Research suggests that individual’s initially emigrating alone and waiting for their families to join them can experience psychological distress. The decreased amount of social support, long distance relationships and the additional pressure placed on the individual to adapt to the new environment in order to prepare for the arrival of their family can contribute to adjustment difficulties 8.
The remaining partner will also experience additional distress as their responsibilities increase with regards to attending to financial affairs, their children and other family members.
“We worked like a team. He went ahead and bought the new house and I stayed behind and sold the old house and packed up. I think though that I had to deal with more of the emotional things about leaving because he had already moved on.”? (Anonymous)
It is important to explore the implication of separation during migration before one partner emigrates. The couple should decide on the manner in which communication and support will be facilitated for both partners and the family and identify other potential difficulties that have to be resolved prior to emigration.
Protective factors during migration

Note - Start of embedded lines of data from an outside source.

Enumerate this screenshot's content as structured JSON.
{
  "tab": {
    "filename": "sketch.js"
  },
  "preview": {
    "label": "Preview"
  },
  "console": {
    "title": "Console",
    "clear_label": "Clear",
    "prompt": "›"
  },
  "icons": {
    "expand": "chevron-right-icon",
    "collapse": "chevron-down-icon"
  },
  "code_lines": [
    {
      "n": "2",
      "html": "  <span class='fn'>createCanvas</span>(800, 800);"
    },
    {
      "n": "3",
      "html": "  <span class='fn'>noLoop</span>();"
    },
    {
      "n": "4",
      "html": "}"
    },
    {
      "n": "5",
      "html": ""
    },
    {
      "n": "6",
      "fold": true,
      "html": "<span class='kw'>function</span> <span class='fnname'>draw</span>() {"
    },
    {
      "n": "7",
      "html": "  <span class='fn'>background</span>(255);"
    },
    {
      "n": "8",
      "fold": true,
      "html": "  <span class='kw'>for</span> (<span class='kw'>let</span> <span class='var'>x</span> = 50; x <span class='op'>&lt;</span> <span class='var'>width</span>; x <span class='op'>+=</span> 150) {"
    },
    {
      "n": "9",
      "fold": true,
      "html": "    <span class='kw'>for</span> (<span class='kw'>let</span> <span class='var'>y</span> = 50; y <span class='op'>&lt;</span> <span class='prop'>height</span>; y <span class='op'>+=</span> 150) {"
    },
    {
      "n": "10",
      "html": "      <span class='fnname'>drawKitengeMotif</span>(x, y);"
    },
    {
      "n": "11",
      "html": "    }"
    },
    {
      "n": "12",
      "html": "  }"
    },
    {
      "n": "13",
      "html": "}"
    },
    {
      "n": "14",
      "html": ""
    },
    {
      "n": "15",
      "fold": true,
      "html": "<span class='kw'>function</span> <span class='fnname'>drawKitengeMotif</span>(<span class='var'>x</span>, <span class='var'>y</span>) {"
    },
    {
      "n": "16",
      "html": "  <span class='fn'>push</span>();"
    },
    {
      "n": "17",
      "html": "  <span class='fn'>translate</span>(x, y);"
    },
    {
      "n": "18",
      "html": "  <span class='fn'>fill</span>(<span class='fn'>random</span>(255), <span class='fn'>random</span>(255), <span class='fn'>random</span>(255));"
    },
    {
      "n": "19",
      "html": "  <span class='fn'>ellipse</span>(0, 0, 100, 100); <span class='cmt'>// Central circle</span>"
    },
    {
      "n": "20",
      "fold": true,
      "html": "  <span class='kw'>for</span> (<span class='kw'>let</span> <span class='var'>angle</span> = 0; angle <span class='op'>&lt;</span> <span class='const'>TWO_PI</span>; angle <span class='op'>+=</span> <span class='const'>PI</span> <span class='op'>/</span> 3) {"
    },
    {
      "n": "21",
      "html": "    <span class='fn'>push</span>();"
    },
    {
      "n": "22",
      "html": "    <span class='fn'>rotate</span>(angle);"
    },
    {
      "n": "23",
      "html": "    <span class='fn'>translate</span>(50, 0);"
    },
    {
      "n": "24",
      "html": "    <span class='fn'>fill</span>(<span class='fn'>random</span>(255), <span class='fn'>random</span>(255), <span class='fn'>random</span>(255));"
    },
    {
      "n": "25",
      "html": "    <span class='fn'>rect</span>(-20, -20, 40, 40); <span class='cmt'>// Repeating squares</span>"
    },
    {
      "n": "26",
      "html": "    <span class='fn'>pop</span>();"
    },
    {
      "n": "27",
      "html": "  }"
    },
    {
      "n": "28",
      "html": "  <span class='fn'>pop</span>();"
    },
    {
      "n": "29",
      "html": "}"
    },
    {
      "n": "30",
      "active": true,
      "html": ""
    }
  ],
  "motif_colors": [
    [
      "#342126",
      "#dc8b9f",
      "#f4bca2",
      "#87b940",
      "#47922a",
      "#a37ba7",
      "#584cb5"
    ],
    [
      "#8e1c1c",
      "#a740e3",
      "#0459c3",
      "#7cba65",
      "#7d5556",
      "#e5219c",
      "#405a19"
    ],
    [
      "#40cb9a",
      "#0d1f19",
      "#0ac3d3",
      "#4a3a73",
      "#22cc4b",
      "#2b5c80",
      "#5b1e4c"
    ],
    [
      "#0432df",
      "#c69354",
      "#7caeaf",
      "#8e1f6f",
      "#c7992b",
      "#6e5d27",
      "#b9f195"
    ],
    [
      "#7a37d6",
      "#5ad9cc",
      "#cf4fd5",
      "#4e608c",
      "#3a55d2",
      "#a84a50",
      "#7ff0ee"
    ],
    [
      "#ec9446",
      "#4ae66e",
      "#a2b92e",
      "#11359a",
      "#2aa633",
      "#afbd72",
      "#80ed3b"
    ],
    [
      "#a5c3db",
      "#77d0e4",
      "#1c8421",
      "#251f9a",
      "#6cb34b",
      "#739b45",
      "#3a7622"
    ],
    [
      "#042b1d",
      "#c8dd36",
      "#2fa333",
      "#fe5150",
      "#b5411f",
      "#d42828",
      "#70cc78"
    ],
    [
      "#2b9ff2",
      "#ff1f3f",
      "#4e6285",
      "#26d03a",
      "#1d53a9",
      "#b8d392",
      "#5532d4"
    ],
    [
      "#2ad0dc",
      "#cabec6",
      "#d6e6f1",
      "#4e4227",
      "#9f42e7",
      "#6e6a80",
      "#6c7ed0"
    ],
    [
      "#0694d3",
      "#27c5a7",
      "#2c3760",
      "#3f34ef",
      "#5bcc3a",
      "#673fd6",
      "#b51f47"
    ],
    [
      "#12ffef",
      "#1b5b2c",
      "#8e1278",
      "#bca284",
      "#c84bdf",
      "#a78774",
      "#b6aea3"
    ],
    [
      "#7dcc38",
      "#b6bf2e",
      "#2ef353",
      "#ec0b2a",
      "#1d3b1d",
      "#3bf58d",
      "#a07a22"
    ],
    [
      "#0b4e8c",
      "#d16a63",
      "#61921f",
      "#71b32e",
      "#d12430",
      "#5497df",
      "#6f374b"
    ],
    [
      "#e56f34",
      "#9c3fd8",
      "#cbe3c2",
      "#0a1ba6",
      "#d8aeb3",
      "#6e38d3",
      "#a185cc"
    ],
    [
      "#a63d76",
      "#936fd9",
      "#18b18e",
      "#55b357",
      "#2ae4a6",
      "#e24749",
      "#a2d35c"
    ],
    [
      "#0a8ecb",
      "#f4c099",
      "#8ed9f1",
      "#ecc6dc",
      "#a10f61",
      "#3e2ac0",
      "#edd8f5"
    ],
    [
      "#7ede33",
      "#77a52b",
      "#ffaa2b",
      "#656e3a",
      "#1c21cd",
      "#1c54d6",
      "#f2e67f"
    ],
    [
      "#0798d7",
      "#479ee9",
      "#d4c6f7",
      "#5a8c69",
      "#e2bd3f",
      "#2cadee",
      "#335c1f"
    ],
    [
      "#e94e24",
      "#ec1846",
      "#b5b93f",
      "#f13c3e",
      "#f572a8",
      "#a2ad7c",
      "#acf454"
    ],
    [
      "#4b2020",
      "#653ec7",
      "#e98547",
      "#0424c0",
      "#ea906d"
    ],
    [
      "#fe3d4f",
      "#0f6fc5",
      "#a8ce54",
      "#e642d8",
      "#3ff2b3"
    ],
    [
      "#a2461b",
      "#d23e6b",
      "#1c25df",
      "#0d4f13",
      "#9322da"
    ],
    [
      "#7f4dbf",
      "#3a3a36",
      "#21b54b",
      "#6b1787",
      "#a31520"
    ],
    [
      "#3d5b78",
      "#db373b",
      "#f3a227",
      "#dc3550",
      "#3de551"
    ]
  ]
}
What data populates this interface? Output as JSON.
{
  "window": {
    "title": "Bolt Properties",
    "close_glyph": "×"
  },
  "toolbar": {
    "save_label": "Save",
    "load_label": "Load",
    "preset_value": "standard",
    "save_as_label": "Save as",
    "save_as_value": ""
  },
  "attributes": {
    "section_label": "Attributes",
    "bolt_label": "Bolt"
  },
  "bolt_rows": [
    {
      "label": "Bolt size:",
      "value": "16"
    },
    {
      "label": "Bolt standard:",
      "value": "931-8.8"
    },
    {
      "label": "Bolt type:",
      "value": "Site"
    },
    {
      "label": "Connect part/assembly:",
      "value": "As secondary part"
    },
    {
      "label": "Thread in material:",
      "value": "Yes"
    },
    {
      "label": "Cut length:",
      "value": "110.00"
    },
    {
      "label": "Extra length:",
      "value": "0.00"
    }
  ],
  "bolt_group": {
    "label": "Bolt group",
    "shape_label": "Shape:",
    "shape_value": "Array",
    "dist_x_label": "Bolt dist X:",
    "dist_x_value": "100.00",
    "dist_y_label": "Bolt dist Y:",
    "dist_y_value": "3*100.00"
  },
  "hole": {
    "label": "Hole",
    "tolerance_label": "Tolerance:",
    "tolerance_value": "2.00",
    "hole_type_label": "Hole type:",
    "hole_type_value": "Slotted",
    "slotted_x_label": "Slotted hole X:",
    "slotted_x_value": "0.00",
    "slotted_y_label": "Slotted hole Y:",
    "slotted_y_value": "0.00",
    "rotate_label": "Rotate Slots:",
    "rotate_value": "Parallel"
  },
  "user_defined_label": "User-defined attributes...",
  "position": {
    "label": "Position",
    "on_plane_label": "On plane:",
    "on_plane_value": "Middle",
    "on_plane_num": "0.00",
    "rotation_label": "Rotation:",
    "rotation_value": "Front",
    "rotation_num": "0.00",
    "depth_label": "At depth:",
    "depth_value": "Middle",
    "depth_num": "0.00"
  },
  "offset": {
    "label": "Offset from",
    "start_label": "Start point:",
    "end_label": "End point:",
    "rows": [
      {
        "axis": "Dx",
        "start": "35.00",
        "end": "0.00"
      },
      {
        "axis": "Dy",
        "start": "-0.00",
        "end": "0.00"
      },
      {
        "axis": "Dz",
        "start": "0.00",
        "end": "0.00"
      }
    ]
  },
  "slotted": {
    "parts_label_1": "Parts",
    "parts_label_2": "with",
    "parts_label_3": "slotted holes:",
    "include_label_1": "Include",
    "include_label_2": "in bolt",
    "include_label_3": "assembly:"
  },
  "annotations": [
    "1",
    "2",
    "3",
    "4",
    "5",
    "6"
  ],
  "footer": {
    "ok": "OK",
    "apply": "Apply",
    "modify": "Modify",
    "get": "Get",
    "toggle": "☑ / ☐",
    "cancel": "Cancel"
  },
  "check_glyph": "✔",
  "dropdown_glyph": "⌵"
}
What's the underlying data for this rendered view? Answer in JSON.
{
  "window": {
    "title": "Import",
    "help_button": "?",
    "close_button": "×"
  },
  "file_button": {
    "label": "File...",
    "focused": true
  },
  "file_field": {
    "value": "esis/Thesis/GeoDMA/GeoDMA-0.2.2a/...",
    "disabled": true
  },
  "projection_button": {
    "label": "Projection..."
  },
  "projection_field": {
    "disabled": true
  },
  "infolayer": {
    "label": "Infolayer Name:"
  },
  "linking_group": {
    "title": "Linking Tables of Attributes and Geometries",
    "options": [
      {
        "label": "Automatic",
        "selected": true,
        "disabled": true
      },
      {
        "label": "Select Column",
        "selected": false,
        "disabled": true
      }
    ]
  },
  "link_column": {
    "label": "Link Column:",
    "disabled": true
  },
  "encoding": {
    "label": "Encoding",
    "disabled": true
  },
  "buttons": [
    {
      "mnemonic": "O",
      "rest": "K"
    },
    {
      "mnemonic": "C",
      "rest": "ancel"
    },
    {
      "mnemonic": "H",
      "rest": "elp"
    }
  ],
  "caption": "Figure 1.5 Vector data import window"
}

Cognitive appraisal– It is important to investigate your own appraisal of emigration as the manner in which it is appraised, as either a significant stressor or as a challenging opportunity, will affect your stress levels during this process 6.
Coping mechanisms– Coping mechanisms can be viewed as each individual’s learned behavioural pattern which they use when confronted with stressful life events. Positive coping mechanisms can include physical activity, healthy diet, positive self-talk, positive life view and positive reappraisal, seeking emotional and social support, communicating and expressing feelings, relaxation, and visualization, hobbies, planning and problem-solving. It is important to identify adaptive coping mechanisms and implement them during stressful times.
Expectations– Realistic expectations about the new country of choice and the initial adaptation and adjustment period to be expected, can protect against the development of adjustment problems.
Interpersonal skills– Problem-solving skills can assist in the manner in which migration obstacles or problems are addressed and solved. Communication skills allow for effective communication with family and friends regarding the diverse issues associated with migration.
Personal characteristics – A positive outlook, flexibility, sense of humour and self-confidence are important, in addition, knowing yourself and your needs and trusting your own feelings can serve as protective factors during migration.
Social support– The amount of support received from spouse, partner, family and friends can greatly influence psychological adjustment. Social support from other expatriates, from your home country or not, could provide a sense of belonging once again as well as alleviate feelings of stress, anxiety and alienation. The maintenance of relational ties in the country of origin and the active contribution to these relationships through communication mediums can also provide support during migration 3.
Religion– Spiritual well-being and religion can act as a buffer when experiencing a life changing event such as migration.
Cultural learning– Exposure to the new culture and making local acquaintances and friends can facilitate the learning of cultural skills, values and social norms which lead to psychological adaptation to a new socio-cultural environment.
Country of origin– Remembering the positive and memorable times in the country of origin can decrease the sense of loss of culture and allow the passing down of important cultural practices to children.